Ick! What’s that awful taste? Dog medicine can taste bitter, making it a hard pill to swallow. Here are some tricky tips that will hide the bad taste and keep your dog from spitting it up.
Whether it is your dog’s monthly heartworm pills or some other type of medication, getting your dog to take a pill can be tough. Forcing the pill down your dog’s throat can be unpleasant for both of you, not to mention the fact that your dog might accidentally bite you or he could choke. To make the process easier on both of you, consider hiding your dog’s medicine in some kind of food or treat.
Foods to Use in Hiding Medication
When it comes to hiding your dog’s medication in food, there are a number of different things you can try. The best foods to use have a strong odor and flavor. The odor and flavor of the food will help to further disguise the pill so your dog doesn’t even notice that he is taking it. Some of the best foods to use in disguising medication for your dog include meatballs, cheese, lunch meat, butter, and peanut butter. If your dog likes vegetables, you may even be able to hide the pill in a bowl of steamed veggies so your dog will eat it without even noticing. Another option is to crush or hide the pill then mix it with peanut butter, yogurt, cheese, or some other creamy food so your dog will lick it off a spoon.
Homemade Pill Pockets
If trying the foods listed above doesn’t work for you, you may want to try making your own homemade pill pockets. These are especially useful if you have to give your dog medication on a regular basis – you can make a lot of them at once and have them on hand when you need them. To make homemade pill pockets, you’ll need the following ingredients:
- ½ cup crunchy peanut butter
- ½ cup milk
- 1 cup all-purpose flour
Combine all of the ingredients in a mixing bowl and stir well until it forms a sort of dough. Then, pinch off small pieces of dough (about 1 tablespoon) and roll it into a ball. Use your finger to poke into the center of the ball, forming a depression that doesn’t poke through to the other side. Store the pill pockets in the refrigerator or freezer and when it comes time to give your dog his medication, simply push the pill into the depression and offer the treat to your dog.
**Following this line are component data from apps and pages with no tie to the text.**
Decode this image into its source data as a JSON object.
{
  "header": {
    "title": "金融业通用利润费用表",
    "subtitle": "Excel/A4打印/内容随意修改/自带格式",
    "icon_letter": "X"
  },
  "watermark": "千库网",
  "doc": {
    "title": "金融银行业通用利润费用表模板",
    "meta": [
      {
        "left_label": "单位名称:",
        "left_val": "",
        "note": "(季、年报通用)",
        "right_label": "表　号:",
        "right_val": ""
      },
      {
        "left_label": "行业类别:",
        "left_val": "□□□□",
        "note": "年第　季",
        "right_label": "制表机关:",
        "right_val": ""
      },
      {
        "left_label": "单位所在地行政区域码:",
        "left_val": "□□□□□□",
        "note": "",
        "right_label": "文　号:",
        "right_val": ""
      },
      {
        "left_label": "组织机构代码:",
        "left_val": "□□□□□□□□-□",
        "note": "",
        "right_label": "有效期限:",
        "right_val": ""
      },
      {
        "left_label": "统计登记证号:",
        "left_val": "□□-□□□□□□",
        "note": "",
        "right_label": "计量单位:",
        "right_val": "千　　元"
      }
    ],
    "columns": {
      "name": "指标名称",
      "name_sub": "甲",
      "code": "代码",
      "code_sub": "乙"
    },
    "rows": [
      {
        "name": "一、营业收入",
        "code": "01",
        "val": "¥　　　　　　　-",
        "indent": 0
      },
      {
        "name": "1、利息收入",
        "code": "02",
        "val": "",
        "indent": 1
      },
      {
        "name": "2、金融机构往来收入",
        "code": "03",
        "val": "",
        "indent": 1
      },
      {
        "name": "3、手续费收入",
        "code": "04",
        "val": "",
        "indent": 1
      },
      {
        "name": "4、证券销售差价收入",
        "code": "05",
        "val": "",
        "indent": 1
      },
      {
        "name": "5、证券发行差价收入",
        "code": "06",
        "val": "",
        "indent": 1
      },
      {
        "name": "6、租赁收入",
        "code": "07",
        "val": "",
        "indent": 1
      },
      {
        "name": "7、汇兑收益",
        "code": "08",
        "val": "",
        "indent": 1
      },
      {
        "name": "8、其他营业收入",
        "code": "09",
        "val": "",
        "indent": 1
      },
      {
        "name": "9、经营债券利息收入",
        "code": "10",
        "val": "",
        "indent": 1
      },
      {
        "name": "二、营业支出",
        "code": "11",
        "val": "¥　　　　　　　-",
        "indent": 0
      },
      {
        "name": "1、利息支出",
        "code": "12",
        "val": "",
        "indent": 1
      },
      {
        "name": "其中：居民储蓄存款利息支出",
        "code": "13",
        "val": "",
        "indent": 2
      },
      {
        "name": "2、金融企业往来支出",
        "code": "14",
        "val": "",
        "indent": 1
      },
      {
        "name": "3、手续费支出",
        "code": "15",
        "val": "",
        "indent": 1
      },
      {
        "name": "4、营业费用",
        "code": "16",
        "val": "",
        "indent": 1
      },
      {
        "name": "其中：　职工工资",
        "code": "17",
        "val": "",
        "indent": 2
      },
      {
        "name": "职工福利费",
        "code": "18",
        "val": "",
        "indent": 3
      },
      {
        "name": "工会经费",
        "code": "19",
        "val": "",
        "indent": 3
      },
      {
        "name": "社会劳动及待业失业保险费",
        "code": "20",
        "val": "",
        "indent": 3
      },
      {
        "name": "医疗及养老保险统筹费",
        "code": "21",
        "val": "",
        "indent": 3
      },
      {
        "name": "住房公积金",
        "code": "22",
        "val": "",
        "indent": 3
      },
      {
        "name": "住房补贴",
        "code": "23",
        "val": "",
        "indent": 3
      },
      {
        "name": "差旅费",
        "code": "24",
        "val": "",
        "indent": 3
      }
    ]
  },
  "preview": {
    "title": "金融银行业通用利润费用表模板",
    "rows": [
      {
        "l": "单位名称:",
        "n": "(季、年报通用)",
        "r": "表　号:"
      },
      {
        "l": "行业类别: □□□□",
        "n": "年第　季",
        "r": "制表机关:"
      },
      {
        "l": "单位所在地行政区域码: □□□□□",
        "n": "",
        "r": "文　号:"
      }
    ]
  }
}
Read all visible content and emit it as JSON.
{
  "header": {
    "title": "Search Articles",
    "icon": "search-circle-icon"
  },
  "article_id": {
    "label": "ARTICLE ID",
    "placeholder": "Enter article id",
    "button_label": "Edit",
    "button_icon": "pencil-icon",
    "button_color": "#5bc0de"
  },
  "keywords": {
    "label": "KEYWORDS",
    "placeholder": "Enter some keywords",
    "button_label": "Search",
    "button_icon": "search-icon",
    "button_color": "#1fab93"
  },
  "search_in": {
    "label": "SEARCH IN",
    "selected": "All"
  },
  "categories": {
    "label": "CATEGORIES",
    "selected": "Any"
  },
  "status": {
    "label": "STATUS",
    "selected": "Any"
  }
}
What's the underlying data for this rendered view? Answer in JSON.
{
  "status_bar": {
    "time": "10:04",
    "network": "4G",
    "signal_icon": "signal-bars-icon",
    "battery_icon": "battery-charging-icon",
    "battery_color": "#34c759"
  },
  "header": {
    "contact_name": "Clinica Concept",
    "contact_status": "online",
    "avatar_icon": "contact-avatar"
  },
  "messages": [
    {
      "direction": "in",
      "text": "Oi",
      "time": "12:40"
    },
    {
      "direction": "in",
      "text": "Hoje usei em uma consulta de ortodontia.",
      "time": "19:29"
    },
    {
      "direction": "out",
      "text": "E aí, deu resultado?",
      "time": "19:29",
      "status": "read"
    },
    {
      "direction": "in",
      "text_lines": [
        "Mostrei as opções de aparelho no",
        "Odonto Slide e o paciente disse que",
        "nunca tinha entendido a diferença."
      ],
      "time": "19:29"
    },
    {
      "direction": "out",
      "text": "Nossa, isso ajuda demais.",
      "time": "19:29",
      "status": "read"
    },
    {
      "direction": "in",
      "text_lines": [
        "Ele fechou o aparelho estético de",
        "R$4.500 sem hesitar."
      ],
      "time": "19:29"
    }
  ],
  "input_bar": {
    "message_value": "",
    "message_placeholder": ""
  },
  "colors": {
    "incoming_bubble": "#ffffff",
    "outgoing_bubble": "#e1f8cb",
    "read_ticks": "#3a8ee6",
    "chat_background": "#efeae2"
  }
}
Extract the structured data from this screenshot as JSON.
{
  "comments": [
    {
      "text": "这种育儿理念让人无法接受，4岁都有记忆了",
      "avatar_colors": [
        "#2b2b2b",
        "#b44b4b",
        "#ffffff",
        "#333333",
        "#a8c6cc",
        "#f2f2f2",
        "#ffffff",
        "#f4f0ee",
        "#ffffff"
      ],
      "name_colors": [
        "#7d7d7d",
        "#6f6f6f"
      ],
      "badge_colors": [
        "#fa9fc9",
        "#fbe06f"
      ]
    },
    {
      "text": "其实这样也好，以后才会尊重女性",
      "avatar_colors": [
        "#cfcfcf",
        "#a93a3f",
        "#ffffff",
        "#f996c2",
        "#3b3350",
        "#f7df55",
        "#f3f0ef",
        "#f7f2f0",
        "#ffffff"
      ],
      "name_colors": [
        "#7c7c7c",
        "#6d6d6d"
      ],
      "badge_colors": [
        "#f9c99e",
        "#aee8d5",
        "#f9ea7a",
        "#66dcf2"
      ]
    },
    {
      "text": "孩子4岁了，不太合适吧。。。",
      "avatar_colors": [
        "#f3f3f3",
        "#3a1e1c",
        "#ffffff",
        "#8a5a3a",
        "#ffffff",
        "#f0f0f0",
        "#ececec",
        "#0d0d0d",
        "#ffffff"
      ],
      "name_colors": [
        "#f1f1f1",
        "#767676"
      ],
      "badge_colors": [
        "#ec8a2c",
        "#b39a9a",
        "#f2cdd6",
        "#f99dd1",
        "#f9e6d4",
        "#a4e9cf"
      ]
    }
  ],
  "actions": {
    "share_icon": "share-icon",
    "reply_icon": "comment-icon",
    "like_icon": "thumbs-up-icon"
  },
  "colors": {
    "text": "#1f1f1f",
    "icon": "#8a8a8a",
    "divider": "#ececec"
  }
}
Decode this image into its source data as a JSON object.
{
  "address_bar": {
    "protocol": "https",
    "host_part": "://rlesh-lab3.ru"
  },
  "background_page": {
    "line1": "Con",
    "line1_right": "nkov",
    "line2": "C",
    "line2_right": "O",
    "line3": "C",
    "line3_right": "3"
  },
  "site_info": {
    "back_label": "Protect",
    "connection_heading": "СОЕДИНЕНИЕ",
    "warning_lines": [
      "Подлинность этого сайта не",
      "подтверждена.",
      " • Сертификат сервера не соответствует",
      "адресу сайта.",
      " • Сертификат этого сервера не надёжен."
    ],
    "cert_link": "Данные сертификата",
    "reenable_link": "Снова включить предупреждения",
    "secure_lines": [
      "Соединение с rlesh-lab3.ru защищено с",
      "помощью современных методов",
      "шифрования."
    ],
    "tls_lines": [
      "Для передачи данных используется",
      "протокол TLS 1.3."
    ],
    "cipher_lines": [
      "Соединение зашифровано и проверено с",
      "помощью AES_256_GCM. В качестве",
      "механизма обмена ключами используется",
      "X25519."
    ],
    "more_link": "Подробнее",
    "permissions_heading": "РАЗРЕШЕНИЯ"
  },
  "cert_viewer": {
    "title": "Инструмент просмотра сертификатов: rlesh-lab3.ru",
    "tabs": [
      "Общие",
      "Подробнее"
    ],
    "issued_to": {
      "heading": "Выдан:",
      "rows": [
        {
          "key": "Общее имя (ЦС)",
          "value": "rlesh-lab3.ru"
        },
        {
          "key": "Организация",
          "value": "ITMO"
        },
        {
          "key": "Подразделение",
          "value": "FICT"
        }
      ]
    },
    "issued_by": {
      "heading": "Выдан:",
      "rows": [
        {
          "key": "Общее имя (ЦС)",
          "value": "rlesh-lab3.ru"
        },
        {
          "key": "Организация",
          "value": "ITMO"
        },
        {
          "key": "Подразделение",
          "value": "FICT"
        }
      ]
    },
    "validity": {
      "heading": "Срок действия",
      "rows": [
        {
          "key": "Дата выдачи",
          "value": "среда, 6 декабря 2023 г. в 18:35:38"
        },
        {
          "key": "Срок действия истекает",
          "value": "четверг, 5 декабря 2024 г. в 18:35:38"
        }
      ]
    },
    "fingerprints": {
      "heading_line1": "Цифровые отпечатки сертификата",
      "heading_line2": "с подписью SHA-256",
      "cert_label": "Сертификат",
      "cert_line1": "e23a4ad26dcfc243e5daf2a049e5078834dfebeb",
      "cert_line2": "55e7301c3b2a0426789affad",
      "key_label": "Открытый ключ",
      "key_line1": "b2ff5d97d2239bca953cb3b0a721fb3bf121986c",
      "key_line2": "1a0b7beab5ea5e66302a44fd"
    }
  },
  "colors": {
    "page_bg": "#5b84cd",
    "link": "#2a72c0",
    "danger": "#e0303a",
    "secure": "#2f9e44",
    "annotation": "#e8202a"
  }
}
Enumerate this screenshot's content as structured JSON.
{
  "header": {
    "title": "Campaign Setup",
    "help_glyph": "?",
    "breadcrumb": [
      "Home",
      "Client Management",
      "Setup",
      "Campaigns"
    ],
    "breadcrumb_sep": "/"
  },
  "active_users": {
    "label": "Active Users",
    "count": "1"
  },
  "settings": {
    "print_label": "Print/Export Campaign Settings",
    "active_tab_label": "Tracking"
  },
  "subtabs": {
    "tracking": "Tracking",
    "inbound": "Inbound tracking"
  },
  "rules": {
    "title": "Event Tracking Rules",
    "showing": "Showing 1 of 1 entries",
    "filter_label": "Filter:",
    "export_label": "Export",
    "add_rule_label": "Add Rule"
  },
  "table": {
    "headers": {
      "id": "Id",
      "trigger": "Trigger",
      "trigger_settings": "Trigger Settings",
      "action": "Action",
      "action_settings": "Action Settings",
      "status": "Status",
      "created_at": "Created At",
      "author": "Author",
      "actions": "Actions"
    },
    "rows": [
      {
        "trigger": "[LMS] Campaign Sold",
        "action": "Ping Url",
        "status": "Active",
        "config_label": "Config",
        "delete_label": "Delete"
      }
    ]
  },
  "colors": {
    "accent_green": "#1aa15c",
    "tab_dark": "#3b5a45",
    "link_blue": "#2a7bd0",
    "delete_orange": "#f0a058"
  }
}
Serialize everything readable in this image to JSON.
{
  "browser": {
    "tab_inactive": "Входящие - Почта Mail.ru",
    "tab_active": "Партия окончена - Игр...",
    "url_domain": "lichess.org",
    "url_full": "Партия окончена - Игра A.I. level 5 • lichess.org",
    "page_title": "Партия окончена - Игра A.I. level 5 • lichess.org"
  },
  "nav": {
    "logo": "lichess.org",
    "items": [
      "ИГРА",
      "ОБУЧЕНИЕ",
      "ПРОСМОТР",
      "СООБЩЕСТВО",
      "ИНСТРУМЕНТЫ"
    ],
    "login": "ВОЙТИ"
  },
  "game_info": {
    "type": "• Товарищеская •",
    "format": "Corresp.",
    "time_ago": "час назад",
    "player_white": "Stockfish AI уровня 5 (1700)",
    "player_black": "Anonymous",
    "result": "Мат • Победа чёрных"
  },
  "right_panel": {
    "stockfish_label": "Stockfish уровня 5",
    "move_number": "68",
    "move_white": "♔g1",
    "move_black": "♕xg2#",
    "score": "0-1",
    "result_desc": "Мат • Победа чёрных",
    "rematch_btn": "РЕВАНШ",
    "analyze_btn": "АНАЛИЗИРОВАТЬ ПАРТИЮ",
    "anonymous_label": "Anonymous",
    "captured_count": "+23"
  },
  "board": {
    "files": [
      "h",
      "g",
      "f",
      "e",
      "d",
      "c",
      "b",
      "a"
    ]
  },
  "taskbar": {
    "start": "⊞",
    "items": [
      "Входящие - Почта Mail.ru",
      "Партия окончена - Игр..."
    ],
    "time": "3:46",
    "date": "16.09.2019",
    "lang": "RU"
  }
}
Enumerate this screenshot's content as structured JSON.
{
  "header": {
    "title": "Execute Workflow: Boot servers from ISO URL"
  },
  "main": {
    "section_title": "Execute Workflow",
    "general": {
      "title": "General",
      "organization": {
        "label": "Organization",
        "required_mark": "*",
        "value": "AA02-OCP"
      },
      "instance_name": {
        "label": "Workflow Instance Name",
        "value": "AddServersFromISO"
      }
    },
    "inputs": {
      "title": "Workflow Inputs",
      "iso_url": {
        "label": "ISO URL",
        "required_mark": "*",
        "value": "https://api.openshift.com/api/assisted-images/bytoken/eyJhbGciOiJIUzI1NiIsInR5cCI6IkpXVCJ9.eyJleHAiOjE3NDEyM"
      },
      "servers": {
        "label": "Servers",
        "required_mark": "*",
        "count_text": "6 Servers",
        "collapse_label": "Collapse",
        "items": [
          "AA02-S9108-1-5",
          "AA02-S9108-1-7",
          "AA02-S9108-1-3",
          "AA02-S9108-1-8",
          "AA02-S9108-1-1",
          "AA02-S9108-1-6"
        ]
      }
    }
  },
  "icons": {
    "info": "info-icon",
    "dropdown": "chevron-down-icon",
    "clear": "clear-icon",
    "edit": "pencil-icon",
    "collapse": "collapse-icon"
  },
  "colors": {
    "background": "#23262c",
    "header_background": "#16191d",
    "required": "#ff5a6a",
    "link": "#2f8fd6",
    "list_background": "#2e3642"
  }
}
Other Tips for Giving Medication to Dogs
If absolutely everything else fails, you may have to physically force your dog to take the medication. To do so safely, hold the pill on one hand and use that hand to hold your dog’s lower jaw. With the other hand, hold your dog’s upper jaw and lift his head so his nose points toward the ceiling. Carefully open your dog’s mouth (keeping your fingers away from his teeth) and insert the pill into your dog’s mouth as far back as you can on the side of his tongue. Immediately remove your hand then close your dog’s jaws and gently keep them closed. Stroke your dog’s jaw in a downward motion to encourage him to swallow – when he does, offer him a tasty treat and release him.
How do you get your dog to take medication? What tricky ways do you find work best? Leave your tips in the comment section below.